I’m not sure if they knew what they were doing when they made this album, but they somehow produced one of the tightest collections of songs I’ve had the blessing to listen to in recent years. I honestly believe that every single person that takes the time to sit down and listen to this album, with an open mind, will find something that they love in it. Regardless of musical taste and regardless of grudges if you step out of your close minded musical box – I think you’ll love this album. The next track (“Help Me Sleep”) is straight up rock and roll with a Foo Fighters taste to it, the next (“Manhattan”) reminds me of Brand New’s “Tautou” with its infectious lullaby. And the final track is about as close to the “last album” Midtown sound as you will find on this album, minus the trance like state the disc literally ends in.

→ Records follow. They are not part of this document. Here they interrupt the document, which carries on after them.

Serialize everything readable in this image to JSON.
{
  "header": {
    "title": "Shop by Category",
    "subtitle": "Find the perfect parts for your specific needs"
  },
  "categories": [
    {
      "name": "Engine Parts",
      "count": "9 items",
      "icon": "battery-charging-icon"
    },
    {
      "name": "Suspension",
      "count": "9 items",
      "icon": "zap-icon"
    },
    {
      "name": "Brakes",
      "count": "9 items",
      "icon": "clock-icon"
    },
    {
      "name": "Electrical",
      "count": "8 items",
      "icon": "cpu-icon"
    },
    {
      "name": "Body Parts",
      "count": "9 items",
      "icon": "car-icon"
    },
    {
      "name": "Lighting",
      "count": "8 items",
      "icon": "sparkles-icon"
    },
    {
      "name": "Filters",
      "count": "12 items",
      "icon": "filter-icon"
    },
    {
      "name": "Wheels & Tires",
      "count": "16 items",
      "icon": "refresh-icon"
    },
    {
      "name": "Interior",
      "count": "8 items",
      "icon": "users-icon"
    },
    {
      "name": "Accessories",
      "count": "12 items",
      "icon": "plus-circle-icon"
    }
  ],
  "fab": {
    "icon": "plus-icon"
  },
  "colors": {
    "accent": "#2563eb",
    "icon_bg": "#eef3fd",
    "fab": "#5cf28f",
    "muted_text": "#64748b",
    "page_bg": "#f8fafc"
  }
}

Did Midtown achieve the goals they set out to? I’m not quite sure. I know they wanted to make an album for themselves, and to make something they loved and without the usual pressures. I know that this album caused every record label in existence to start perking up. I know this album is without a doubt, after 30 listens, one of my favorite albums of the year. This album opened my eyes to dreams, and above all, in a scene currently dominated by screaming bands and fashion statements, it reminded me what it was like to really, really, rock. Be warned, this album may not have been written to be a huge hit — but it should, and most certainly can be.